Task prompt:
What is the number of lines in the listing below that include the string "Facebinder"? Answer with that number alone.
○ ○ ○ ○ ○ ○ ○
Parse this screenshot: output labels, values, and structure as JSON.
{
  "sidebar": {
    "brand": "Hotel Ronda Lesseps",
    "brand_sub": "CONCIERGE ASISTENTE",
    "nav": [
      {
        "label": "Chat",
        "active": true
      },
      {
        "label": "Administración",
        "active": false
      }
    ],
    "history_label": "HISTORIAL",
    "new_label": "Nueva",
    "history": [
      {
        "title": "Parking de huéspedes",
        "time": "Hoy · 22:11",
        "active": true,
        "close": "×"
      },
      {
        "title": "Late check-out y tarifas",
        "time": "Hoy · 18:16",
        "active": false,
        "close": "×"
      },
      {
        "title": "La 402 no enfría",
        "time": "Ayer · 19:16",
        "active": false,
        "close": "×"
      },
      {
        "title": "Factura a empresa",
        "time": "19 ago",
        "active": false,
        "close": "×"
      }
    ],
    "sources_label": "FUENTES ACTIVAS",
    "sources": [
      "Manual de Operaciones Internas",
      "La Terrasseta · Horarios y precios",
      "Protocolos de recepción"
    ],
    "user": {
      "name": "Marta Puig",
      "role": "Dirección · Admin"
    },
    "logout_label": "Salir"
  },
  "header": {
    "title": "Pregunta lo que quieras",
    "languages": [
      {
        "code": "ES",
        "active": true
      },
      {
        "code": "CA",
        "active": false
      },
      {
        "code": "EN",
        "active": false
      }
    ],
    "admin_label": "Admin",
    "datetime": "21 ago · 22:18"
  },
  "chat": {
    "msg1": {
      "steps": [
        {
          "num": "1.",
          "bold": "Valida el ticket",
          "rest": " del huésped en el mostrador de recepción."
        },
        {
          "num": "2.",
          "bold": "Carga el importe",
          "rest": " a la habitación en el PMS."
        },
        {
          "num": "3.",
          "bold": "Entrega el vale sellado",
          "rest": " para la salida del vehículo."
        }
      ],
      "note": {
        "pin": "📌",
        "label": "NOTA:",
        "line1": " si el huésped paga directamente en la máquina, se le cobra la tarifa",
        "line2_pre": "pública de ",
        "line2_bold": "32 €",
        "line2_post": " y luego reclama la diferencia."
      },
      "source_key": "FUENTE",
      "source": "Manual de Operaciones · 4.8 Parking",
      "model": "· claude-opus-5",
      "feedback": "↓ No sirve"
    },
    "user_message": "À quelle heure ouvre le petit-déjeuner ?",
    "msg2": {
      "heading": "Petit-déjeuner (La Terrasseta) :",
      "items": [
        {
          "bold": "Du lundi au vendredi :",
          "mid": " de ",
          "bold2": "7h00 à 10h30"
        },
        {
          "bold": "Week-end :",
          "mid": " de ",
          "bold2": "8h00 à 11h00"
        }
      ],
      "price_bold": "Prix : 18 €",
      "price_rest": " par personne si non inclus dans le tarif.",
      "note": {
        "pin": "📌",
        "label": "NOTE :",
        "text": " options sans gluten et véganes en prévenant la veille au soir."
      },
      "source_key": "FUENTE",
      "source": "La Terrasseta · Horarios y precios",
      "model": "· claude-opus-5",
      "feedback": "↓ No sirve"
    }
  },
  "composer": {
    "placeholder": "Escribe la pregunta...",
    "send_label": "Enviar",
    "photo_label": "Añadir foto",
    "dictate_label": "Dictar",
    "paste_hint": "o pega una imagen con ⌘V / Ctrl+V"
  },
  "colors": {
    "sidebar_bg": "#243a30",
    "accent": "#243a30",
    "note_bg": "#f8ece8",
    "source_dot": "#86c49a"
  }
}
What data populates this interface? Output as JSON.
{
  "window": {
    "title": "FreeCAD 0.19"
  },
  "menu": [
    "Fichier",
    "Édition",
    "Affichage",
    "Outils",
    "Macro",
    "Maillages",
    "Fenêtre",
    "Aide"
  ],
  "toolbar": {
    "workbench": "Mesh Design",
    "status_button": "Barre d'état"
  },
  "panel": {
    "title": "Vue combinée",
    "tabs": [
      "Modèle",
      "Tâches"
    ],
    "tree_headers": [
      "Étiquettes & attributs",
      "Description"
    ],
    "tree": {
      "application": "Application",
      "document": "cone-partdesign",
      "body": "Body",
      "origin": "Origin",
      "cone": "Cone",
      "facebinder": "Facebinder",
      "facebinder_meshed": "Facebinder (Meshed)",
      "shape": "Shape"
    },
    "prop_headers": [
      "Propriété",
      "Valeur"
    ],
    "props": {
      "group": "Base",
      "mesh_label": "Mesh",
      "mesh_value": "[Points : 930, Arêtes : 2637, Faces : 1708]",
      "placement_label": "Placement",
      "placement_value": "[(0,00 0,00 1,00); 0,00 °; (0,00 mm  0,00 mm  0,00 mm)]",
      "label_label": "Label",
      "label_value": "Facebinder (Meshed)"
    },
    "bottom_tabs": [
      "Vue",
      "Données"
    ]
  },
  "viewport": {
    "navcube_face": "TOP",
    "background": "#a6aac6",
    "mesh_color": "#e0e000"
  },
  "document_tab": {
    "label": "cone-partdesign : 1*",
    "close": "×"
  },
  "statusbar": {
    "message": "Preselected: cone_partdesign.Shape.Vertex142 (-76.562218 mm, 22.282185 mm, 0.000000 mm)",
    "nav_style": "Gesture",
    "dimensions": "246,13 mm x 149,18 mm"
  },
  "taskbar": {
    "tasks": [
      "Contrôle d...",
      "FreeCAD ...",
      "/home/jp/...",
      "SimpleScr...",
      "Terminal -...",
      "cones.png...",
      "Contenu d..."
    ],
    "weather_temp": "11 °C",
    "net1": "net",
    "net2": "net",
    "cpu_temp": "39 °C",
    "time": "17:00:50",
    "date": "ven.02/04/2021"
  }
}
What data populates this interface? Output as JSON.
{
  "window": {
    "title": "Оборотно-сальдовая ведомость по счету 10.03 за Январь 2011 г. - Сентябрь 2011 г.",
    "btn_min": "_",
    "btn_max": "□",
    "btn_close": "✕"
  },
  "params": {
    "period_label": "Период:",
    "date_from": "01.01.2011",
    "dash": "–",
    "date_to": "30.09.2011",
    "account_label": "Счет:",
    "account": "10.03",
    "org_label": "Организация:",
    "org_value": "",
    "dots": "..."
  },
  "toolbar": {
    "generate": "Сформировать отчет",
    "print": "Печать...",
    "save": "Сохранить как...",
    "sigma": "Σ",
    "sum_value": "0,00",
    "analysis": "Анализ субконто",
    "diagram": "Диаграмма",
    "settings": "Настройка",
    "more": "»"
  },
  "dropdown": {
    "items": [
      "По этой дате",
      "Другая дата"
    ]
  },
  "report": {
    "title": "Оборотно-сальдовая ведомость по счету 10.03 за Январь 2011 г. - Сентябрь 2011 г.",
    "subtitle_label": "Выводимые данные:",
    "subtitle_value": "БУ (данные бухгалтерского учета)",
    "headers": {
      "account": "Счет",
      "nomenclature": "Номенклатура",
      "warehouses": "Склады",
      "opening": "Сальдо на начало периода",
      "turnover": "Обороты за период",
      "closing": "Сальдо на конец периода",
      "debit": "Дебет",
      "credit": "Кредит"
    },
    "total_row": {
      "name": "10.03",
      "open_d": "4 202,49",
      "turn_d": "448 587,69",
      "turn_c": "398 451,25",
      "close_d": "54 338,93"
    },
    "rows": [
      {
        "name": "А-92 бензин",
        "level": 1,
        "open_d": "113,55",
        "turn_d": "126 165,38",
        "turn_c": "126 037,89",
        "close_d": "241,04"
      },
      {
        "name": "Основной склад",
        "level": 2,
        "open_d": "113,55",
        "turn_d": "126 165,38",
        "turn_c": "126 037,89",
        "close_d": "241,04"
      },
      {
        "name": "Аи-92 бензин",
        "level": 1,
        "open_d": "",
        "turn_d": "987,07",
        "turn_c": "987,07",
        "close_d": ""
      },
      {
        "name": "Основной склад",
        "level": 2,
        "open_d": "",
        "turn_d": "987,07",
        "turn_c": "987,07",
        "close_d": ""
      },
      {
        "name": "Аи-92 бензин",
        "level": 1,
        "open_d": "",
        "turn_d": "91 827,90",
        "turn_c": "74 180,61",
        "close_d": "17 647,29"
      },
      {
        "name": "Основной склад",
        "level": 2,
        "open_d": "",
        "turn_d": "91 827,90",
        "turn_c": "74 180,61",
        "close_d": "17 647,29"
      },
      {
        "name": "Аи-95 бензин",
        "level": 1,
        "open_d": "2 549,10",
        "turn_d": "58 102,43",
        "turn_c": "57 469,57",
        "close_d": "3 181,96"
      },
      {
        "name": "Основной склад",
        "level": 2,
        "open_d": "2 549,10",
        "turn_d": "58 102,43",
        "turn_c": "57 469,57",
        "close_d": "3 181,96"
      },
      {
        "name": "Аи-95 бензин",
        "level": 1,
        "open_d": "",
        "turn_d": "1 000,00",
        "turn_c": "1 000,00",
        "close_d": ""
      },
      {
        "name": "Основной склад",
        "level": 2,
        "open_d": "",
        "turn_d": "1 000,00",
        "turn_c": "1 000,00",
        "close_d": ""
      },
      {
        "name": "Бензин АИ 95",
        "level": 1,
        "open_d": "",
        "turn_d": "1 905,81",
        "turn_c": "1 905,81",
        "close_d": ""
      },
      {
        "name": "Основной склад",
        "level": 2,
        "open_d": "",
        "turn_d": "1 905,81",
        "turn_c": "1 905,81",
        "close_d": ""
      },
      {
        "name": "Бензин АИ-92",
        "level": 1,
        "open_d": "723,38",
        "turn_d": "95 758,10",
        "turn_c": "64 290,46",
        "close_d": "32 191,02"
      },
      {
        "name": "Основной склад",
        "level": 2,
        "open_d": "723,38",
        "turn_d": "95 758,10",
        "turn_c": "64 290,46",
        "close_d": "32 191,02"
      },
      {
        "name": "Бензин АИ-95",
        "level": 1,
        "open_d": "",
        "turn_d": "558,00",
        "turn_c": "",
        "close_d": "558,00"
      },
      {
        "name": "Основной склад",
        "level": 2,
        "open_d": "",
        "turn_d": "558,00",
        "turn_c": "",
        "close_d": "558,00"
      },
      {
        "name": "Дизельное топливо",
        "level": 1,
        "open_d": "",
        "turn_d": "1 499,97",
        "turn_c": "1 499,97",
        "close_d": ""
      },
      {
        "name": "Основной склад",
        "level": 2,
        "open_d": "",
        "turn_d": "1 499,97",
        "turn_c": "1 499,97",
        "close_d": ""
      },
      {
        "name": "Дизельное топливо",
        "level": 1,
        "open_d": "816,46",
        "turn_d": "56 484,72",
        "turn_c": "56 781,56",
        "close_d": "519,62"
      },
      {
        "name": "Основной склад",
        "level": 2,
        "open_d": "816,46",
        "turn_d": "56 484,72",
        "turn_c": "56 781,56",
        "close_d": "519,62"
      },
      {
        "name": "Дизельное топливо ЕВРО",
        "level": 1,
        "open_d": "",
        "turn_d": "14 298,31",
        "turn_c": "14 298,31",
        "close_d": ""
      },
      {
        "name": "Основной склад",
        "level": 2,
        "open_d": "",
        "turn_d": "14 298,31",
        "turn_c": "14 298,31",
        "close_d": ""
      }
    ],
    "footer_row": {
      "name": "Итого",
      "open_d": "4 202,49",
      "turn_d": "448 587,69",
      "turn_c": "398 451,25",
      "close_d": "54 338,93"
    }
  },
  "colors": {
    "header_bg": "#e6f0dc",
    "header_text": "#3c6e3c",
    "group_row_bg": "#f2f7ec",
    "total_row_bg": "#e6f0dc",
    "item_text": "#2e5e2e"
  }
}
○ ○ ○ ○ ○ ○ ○
Task output:
3